6. I suppose I can’t end here without giving you at least a bit of a concrete answer as to what to pray for. An easy place to start is with the Lord’s Prayer. I can hardly think of more appropriate words of our Lord to meditate on when we’re thinking about the infinite joy that our Lord desires for us to imagine and to pray for. The hymn of the day that we sang, “Our Father, Who from Heaven Above” (#766 in the Lutheran Service Book) is a masterful reflection on the Lord’s Prayer written by Martin Luther. It’s a great place to start in reflecting on the Lord’s Prayer because in this hymn, Luther teaches us how to reflect on Scripture. He teaches us to hear the words of our Lord and to go beyond them, making them our own so that we might be shaped and molded by them into the kind of men and women who pray for those things for which our Lord would have us ask. Once we master the petitions of the Lord’s Prayer in this way, we can move on to the Psalms and the other parts of Scripture which teach us more and more about the infinite joy of eternal life that our Lord offers to us in Jesus. And as we learn and grow more and more in these things and as we are shaped more and more by the word of God, we will become more and more the kind of people who approach our heavenly Father in prayer with all boldness and confidence to ask for not only those temporal things which we desire for ourselves, but that we might also ask for those things for which our Lord desires us to ask of him.

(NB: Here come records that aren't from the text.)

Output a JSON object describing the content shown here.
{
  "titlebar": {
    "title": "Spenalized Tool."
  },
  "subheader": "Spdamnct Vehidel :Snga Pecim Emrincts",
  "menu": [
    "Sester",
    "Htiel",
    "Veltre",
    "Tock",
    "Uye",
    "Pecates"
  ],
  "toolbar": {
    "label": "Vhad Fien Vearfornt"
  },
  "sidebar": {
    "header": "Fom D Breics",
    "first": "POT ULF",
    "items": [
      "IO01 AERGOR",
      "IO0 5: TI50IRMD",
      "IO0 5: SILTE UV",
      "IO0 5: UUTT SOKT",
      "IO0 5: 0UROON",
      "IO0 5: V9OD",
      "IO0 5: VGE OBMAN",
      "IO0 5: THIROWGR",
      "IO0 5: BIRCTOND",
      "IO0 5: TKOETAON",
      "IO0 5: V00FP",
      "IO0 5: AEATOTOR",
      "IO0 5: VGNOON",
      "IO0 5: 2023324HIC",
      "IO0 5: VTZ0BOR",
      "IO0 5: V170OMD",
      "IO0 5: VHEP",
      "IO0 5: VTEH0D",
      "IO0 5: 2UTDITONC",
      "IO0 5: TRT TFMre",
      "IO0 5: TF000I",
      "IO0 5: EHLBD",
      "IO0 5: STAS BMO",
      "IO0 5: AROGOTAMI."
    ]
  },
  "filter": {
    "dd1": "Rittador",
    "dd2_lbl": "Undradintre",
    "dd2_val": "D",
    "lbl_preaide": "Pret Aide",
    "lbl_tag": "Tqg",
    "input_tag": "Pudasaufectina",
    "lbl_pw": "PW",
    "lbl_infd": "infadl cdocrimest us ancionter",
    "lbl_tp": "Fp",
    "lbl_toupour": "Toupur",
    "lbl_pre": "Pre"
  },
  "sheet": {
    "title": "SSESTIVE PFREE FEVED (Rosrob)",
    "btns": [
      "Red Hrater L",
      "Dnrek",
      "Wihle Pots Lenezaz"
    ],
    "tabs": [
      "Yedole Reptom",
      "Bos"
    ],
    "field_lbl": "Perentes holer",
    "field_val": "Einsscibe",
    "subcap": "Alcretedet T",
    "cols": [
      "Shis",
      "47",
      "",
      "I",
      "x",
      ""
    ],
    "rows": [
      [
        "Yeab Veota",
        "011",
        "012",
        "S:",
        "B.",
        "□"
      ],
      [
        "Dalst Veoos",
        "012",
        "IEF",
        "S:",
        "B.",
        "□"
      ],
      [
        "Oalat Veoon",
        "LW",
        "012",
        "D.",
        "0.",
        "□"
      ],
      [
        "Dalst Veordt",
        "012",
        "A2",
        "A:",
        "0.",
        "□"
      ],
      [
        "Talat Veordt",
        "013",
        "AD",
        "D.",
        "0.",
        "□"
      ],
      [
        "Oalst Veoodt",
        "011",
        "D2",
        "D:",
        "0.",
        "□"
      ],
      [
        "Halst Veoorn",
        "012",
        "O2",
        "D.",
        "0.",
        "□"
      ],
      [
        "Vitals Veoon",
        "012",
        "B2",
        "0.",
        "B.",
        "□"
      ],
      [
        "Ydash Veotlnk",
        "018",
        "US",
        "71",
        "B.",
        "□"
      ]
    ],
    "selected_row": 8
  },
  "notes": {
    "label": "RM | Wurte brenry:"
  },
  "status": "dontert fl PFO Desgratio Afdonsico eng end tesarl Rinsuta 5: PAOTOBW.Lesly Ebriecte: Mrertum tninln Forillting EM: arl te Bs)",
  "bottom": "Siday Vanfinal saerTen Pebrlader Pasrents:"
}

May our heavenly Father make it so for the sake of our Lord Jesus.
In the name of Jesus. Amen.